▶ TO DO:
Provide the data again in its entirety, exactly as given.

[[ GIVEN DATA, beginning ]]

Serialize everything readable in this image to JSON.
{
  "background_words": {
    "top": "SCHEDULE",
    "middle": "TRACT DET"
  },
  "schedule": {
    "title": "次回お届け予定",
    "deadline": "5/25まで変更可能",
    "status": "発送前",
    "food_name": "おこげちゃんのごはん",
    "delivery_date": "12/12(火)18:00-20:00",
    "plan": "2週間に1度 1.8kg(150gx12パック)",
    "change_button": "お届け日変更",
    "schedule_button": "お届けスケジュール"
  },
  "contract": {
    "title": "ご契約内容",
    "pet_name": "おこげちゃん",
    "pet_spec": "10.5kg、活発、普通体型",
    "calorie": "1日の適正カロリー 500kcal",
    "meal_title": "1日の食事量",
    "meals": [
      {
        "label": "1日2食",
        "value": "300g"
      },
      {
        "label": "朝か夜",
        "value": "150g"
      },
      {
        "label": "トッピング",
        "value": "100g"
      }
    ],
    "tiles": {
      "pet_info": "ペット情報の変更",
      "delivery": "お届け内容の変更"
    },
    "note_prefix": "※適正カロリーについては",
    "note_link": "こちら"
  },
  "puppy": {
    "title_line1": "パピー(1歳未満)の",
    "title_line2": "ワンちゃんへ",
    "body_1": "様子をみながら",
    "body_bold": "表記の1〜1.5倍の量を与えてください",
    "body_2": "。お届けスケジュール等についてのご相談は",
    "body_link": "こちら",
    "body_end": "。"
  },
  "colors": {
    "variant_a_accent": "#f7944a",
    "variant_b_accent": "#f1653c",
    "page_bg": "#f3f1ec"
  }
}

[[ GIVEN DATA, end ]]

▶ WRITTEN RESPONSE:
Serialize everything readable in this image to JSON.
{
  "background_words": {
    "top": "SCHEDULE",
    "middle": "TRACT DET"
  },
  "schedule": {
    "title": "次回お届け予定",
    "deadline": "5/25まで変更可能",
    "status": "発送前",
    "food_name": "おこげちゃんのごはん",
    "delivery_date": "12/12(火)18:00-20:00",
    "plan": "2週間に1度 1.8kg(150gx12パック)",
    "change_button": "お届け日変更",
    "schedule_button": "お届けスケジュール"
  },
  "contract": {
    "title": "ご契約内容",
    "pet_name": "おこげちゃん",
    "pet_spec": "10.5kg、活発、普通体型",
    "calorie": "1日の適正カロリー 500kcal",
    "meal_title": "1日の食事量",
    "meals": [
      {
        "label": "1日2食",
        "value": "300g"
      },
      {
        "label": "朝か夜",
        "value": "150g"
      },
      {
        "label": "トッピング",
        "value": "100g"
      }
    ],
    "tiles": {
      "pet_info": "ペット情報の変更",
      "delivery": "お届け内容の変更"
    },
    "note_prefix": "※適正カロリーについては",
    "note_link": "こちら"
  },
  "puppy": {
    "title_line1": "パピー(1歳未満)の",
    "title_line2": "ワンちゃんへ",
    "body_1": "様子をみながら",
    "body_bold": "表記の1〜1.5倍の量を与えてください",
    "body_2": "。お届けスケジュール等についてのご相談は",
    "body_link": "こちら",
    "body_end": "。"
  },
  "colors": {
    "variant_a_accent": "#f7944a",
    "variant_b_accent": "#f1653c",
    "page_bg": "#f3f1ec"
  }
}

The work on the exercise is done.